### MATERIALS PROVIDED
◇ ◇ ◇

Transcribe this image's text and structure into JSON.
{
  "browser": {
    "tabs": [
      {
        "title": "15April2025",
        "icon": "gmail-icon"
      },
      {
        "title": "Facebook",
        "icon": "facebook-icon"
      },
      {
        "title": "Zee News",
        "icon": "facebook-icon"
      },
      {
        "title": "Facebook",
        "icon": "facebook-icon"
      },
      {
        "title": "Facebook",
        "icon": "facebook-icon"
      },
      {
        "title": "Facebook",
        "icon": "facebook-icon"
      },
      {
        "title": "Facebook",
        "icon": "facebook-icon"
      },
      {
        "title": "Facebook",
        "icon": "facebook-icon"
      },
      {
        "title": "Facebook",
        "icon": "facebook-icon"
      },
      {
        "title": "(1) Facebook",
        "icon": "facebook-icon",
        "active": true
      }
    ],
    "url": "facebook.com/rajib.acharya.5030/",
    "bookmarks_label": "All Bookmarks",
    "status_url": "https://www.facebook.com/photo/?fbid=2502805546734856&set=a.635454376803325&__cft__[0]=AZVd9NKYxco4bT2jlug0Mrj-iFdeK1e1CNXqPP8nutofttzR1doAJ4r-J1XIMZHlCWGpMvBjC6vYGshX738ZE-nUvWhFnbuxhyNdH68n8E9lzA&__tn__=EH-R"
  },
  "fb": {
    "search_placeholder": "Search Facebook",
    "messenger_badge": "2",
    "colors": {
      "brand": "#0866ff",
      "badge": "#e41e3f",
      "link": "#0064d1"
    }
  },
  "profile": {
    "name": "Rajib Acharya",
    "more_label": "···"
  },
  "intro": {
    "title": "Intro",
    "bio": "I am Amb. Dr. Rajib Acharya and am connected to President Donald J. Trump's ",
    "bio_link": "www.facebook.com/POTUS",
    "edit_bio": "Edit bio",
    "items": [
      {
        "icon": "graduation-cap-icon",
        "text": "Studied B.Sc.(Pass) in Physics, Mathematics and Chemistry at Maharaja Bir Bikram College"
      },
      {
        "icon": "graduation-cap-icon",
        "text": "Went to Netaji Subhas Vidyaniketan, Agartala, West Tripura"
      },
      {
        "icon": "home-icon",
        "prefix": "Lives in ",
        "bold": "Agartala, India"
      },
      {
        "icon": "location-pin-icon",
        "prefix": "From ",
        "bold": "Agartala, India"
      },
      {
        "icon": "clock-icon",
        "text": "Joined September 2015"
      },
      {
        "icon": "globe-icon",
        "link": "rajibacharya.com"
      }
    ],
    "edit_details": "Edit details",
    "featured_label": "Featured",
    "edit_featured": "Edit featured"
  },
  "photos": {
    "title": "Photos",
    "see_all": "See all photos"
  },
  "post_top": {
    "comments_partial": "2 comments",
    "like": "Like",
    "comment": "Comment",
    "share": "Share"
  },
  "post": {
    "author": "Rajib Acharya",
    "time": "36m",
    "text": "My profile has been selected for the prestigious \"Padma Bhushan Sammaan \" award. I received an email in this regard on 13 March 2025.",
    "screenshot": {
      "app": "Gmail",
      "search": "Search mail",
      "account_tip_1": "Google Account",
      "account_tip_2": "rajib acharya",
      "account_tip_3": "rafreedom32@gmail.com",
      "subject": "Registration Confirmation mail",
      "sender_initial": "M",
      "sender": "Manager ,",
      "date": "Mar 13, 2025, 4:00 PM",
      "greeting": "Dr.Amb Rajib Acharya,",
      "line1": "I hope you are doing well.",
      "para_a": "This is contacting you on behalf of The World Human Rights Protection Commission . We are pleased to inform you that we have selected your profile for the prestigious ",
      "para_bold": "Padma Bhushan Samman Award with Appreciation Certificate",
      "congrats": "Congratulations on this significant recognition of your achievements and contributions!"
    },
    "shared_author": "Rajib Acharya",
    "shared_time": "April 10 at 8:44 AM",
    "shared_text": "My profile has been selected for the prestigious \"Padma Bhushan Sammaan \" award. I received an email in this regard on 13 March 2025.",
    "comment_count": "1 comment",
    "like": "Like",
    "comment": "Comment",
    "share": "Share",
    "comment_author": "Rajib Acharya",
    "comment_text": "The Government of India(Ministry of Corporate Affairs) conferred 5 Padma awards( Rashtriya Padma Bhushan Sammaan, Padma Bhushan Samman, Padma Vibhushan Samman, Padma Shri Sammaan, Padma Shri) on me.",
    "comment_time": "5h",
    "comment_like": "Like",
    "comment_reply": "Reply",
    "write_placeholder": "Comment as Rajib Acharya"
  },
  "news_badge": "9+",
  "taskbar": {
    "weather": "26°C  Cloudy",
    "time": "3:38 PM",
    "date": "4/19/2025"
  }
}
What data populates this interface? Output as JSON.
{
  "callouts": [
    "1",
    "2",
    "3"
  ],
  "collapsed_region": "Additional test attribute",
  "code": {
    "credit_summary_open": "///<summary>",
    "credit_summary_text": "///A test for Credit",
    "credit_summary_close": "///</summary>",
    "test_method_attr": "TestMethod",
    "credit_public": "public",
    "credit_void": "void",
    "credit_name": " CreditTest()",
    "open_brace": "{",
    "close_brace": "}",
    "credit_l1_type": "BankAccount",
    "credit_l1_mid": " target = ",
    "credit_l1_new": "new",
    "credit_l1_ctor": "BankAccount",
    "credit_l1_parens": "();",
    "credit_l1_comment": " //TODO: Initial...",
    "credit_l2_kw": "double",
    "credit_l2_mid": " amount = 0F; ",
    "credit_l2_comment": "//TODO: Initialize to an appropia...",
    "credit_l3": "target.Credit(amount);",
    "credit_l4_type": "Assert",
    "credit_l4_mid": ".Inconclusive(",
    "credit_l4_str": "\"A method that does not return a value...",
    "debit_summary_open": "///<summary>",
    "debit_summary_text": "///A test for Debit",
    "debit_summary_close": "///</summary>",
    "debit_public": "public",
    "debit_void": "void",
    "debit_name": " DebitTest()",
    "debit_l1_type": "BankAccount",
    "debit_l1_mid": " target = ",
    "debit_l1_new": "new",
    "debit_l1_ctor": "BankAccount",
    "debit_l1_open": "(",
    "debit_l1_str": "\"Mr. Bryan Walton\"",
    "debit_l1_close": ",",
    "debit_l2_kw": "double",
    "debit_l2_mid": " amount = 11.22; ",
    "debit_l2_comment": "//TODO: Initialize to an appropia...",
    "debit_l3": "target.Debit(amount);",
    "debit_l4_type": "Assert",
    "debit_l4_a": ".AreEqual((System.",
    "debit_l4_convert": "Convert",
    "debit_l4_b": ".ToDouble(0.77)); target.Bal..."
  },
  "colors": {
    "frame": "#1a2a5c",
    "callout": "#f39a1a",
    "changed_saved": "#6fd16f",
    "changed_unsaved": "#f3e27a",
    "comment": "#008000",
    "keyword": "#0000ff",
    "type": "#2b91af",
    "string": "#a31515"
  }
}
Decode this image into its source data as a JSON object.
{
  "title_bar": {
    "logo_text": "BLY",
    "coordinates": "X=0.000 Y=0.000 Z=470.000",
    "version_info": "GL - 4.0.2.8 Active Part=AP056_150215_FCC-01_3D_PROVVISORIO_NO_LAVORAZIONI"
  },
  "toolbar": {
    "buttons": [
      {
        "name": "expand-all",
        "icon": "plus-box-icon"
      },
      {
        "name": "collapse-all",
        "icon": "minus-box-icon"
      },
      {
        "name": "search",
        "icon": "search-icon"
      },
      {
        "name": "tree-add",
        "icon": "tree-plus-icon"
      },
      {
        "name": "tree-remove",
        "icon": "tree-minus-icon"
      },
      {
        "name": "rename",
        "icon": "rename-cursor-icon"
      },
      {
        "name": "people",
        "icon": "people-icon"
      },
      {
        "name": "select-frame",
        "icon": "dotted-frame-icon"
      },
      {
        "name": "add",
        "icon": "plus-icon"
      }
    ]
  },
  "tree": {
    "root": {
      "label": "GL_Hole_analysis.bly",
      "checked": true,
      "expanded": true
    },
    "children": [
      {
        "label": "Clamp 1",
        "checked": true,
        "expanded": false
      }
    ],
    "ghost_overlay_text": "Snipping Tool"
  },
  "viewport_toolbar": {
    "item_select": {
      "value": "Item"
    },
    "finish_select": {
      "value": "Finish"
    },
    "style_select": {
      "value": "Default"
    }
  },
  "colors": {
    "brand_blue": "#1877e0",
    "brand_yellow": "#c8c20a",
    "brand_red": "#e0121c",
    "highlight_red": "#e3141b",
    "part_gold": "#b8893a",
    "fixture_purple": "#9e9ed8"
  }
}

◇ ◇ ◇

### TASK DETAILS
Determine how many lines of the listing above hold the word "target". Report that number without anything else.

### RESULT OF THIS EXERCISE
5